Stop worrying and just follow me, Dinah! Bob and Dinah traverse below the ridge crest in search of an easy way up the cliff bands on the left.
Looks pretty straightforward from here... After reaching a plateau and descending slightly, Bob continues up the east ridge of Davidson Peak.
Bob calls the sub-peak "Little Davidson Peak". Bob looks east toward the sub-peak of Davidson Peak.  Much of the ascent route is also visible here.
No worries. It's still easy scrambling here. The ridge begins to narrow at this point.
What is Dinah looking at? This section requires a little hands-on scrambling.
But the summit on the left looks higher... Bob and Dinah approach the false summit on the left.  The true summit is on the right.
Don't look down, Dinah! Precipitous cliffs appear on the west side of Davidson Peak.
That was easy. Bob and Dinah take the last few steps before the summit.
No summit register. Are we actually on the true summit? Sonny, Bob and Dinah pose on the summit of Davidson Peak (1623 metres).
Naturally, I want to climb it, but this one will take some planning. To the northwest is Mormon Peak, the highest point in the Mormon Mountains.
Might be fun to try and traverse the ridge... Davidson Peak's north ridge has several interesting bumps.
Can you spot my car? This is looking down at the sub-peak and east ridge from the summit.

 One of the best scrambles in the Las Vegas area.

The most striking view from the summit is Moapa Peak to the southwest.


Blood sucker! Ticks are apparently alive and well in the desert in October.
I let them have a head start down, but I will soon catch up to them! Bob and Dinah carefully descend the steepest and narrowest part of the east ridge.
It's also possible to continue down the rest of the ridge near the crest. Dinah and Bob descend another tricky spot on the east ridge.

 This road is so much better than the crappy power line road!

Here is one last look at Davidson Peak from the approach road.


Highly recommended!

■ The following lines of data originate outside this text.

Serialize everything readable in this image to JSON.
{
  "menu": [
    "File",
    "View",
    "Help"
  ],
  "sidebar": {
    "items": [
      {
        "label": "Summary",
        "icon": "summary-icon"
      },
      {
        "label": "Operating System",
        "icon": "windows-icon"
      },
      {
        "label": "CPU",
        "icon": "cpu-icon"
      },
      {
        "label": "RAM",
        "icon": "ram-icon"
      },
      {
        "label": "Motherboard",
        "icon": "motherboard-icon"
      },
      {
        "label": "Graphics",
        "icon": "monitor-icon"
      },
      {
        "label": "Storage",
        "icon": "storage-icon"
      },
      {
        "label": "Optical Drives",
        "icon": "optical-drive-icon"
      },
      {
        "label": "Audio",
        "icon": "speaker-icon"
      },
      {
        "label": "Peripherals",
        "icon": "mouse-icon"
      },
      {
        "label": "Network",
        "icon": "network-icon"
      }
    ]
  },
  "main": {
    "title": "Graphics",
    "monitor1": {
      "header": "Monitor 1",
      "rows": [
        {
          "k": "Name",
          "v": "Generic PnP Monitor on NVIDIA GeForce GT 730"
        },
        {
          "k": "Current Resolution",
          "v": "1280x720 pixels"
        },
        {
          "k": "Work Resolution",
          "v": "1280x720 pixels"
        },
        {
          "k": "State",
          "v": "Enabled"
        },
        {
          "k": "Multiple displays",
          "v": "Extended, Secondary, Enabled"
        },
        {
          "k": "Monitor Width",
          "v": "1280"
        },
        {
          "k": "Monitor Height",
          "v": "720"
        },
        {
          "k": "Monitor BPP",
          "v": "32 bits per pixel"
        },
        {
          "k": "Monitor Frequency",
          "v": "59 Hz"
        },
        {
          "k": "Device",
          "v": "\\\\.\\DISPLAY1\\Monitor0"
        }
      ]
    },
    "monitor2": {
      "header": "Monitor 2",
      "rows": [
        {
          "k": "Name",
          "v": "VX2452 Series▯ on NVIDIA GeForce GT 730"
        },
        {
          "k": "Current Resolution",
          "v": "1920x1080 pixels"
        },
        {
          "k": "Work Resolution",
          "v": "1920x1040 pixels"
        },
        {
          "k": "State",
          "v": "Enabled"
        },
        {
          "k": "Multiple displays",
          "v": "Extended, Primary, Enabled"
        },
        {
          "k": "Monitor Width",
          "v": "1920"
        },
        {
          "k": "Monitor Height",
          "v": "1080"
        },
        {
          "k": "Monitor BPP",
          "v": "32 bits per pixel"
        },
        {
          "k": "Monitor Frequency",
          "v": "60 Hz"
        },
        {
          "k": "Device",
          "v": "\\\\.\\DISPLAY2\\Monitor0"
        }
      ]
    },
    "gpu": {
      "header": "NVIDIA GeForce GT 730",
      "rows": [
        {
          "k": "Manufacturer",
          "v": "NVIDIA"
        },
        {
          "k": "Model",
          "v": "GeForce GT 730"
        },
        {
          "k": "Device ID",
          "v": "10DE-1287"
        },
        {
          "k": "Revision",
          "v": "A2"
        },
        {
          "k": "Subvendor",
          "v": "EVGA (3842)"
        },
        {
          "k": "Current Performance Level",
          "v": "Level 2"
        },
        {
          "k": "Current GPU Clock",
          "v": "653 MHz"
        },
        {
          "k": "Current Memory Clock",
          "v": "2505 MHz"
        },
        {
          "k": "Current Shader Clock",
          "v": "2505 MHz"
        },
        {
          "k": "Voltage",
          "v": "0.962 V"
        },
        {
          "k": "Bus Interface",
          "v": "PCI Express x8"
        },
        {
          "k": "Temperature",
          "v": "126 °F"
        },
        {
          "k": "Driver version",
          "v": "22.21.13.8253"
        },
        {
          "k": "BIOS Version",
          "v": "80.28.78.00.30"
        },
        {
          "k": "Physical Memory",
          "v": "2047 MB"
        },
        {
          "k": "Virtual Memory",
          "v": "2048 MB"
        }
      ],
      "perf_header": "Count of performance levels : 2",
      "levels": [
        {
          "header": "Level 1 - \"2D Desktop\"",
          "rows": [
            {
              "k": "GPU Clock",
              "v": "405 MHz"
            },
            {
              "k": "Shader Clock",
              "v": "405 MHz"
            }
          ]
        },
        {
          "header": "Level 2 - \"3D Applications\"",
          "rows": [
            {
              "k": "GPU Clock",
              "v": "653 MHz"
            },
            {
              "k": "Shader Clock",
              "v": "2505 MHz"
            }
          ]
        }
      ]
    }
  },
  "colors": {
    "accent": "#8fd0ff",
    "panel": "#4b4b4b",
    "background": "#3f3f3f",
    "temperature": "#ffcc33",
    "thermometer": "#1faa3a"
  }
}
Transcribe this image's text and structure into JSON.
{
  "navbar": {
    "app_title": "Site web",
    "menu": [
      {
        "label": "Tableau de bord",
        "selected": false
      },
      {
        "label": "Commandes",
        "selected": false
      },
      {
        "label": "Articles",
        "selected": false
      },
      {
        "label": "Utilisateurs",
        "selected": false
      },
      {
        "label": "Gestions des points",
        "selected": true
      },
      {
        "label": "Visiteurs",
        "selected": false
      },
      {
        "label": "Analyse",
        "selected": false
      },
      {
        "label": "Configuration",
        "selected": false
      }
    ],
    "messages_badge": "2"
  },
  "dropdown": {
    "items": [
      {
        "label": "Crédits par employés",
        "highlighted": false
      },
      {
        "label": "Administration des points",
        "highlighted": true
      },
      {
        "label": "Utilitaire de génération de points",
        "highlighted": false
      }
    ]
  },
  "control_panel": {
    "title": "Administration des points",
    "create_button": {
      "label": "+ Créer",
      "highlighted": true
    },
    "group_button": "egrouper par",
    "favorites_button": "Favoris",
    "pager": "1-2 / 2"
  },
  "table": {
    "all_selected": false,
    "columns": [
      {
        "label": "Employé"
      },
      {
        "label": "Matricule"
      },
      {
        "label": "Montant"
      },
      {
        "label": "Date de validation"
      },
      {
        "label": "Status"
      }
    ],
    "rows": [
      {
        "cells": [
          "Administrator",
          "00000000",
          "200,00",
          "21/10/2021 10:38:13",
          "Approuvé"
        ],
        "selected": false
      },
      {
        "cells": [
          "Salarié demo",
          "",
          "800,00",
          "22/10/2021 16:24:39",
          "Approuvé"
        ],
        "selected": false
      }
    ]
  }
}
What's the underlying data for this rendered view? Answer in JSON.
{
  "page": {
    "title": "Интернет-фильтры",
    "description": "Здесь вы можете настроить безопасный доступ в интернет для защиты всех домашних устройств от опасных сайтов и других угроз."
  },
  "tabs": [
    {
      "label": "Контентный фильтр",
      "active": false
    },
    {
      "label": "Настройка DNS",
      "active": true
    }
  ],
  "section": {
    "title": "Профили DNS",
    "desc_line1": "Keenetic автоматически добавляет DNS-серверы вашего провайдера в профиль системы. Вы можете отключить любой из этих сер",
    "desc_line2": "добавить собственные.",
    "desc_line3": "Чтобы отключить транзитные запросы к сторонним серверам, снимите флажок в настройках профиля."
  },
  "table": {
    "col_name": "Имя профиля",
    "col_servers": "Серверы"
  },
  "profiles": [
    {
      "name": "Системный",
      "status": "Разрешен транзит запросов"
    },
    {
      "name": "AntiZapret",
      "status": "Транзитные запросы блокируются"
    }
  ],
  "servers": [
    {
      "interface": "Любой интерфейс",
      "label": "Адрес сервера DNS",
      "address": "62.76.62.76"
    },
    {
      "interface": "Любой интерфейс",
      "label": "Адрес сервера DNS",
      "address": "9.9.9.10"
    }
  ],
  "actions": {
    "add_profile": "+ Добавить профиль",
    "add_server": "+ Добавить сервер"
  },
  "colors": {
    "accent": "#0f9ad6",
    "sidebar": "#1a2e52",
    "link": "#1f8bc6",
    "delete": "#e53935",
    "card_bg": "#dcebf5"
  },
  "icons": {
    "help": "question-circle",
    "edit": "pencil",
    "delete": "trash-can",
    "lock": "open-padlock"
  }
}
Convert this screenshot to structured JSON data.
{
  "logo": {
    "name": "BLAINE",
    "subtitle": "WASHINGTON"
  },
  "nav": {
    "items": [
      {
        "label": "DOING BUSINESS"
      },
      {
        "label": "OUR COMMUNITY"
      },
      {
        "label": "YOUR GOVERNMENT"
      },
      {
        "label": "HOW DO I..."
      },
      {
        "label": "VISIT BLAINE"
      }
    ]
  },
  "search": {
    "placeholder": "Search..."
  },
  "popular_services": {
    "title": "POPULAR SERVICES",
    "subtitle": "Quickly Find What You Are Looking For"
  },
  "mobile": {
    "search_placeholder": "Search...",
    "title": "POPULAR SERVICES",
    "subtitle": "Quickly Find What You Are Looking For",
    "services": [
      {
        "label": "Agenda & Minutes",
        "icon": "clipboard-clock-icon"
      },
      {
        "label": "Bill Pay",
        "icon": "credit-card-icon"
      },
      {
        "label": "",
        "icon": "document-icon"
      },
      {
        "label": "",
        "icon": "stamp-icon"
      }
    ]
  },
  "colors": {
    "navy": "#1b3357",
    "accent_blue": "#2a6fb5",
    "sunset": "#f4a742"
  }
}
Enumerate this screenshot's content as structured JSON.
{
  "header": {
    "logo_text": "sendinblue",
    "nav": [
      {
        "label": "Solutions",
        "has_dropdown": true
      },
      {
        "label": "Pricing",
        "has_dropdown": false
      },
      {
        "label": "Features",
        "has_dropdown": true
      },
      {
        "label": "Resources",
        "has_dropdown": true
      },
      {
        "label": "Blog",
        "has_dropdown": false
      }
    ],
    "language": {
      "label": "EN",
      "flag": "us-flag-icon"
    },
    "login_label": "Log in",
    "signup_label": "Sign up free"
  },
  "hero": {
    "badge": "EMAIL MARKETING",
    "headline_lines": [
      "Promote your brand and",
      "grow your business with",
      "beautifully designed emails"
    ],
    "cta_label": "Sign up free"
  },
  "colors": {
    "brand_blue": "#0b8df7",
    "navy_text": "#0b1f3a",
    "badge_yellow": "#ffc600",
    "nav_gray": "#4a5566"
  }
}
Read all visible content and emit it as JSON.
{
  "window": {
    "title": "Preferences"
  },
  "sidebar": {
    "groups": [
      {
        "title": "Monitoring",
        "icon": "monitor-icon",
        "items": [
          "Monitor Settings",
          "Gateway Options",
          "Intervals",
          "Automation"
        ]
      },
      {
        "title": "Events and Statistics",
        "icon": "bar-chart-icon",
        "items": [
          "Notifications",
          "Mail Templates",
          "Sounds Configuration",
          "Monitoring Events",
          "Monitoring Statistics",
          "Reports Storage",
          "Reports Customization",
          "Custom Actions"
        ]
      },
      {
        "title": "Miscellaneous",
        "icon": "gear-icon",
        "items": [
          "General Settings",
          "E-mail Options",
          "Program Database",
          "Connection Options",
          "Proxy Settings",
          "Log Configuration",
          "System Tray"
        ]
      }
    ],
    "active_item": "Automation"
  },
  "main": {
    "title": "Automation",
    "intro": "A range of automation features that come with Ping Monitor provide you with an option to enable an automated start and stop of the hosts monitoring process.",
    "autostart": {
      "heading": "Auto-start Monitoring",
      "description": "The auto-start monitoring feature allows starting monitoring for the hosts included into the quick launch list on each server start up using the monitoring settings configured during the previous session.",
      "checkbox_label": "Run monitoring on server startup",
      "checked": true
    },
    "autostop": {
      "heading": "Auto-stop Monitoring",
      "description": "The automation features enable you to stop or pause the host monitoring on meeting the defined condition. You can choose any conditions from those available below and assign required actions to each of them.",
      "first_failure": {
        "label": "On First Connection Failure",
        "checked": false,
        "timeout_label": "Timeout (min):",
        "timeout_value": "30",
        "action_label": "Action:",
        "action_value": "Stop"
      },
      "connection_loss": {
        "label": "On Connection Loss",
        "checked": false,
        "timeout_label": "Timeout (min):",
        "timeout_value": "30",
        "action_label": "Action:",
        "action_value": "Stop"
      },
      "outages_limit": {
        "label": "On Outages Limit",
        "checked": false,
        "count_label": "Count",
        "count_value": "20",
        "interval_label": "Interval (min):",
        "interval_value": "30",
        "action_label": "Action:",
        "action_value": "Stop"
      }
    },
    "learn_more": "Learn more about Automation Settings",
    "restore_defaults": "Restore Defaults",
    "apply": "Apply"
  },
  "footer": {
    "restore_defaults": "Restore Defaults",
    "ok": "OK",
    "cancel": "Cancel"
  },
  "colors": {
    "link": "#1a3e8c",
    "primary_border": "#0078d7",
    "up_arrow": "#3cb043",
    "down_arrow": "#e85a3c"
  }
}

Total Distance:  8.1 kilometres
Round-Trip Time:  5 hours 5 minutes
 Net Elevation Gain:  679 metres

GPX Data